● **Problem description**:
Return the lines below that contain the word "this".
===== Recorded information =====
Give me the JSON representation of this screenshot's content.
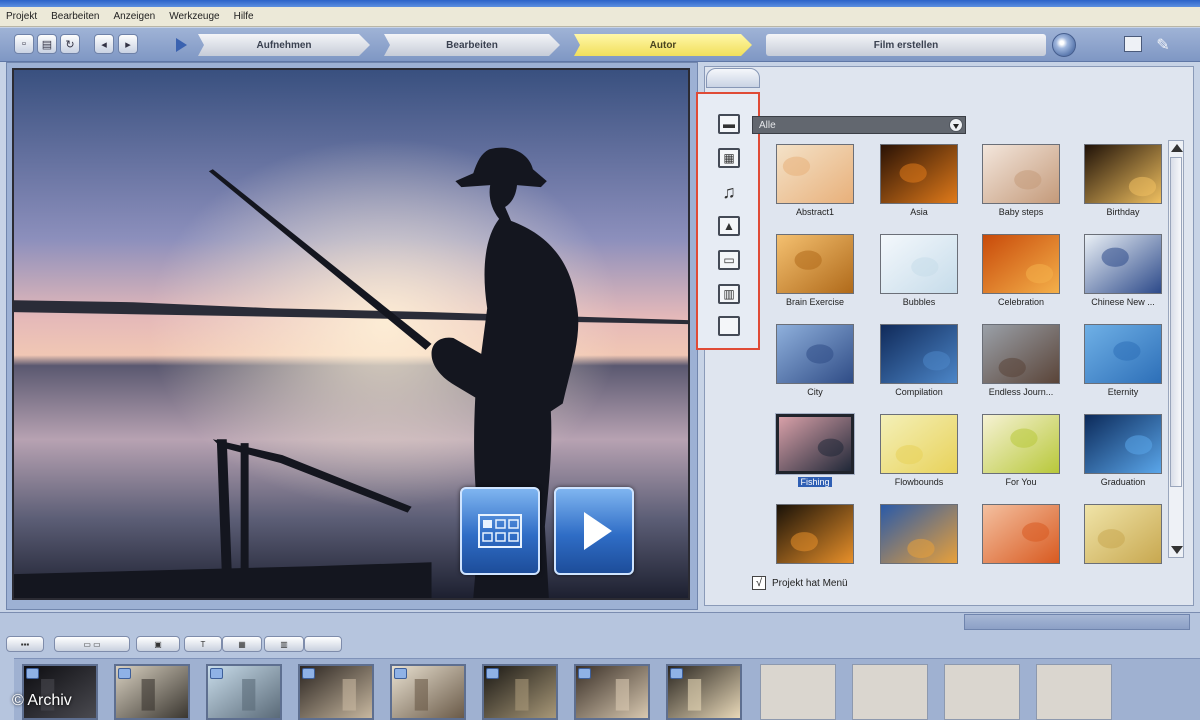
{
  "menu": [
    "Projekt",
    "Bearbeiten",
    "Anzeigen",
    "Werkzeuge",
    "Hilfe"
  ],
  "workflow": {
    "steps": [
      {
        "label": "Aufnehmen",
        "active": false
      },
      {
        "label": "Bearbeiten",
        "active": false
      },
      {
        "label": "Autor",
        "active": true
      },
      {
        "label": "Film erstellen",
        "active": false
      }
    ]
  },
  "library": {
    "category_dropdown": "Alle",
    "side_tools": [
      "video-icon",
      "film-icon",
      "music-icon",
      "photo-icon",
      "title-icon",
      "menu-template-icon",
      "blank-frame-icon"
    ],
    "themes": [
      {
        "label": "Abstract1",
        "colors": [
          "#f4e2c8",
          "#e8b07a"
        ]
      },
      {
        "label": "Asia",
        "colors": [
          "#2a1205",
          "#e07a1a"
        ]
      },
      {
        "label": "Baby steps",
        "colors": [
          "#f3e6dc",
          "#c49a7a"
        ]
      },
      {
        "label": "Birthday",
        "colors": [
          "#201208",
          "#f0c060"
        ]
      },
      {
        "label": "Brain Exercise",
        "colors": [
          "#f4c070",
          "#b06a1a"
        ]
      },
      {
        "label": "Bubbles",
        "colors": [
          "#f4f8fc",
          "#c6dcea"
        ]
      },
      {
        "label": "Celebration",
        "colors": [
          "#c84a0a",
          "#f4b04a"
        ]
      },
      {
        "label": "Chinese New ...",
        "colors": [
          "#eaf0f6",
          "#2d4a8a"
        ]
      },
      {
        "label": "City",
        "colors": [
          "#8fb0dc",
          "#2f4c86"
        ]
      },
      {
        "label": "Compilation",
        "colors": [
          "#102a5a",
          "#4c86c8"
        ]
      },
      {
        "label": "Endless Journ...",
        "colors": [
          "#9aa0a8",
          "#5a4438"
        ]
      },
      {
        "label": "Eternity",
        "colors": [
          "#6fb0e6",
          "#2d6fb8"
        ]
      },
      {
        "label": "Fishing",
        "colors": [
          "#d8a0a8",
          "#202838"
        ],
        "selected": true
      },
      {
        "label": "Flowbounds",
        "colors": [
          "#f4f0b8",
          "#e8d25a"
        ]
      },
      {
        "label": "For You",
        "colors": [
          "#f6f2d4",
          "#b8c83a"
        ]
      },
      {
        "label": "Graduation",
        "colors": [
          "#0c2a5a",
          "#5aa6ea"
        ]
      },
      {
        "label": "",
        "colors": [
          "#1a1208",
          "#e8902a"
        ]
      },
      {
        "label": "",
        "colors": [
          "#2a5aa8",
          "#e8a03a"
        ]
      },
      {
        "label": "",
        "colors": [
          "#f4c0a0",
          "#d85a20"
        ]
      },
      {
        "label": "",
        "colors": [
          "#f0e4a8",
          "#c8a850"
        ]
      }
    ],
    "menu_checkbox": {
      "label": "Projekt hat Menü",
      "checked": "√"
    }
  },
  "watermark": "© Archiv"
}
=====
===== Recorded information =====
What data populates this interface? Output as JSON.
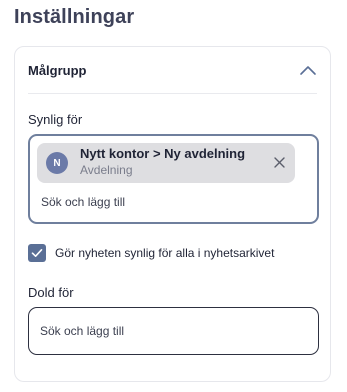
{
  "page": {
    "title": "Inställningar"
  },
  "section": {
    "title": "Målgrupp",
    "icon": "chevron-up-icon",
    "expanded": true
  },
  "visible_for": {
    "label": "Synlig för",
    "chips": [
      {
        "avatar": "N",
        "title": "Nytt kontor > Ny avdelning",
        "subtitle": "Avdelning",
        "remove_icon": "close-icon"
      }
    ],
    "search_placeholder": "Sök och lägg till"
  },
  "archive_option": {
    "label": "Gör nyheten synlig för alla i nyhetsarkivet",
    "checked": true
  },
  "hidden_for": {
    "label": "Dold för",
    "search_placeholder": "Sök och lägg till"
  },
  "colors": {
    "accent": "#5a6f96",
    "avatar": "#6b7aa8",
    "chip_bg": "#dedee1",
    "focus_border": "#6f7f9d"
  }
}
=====
● **Answer for the task**:
Give me the JSON representation of this screenshot's content.
What data populates this interface? Output as JSON.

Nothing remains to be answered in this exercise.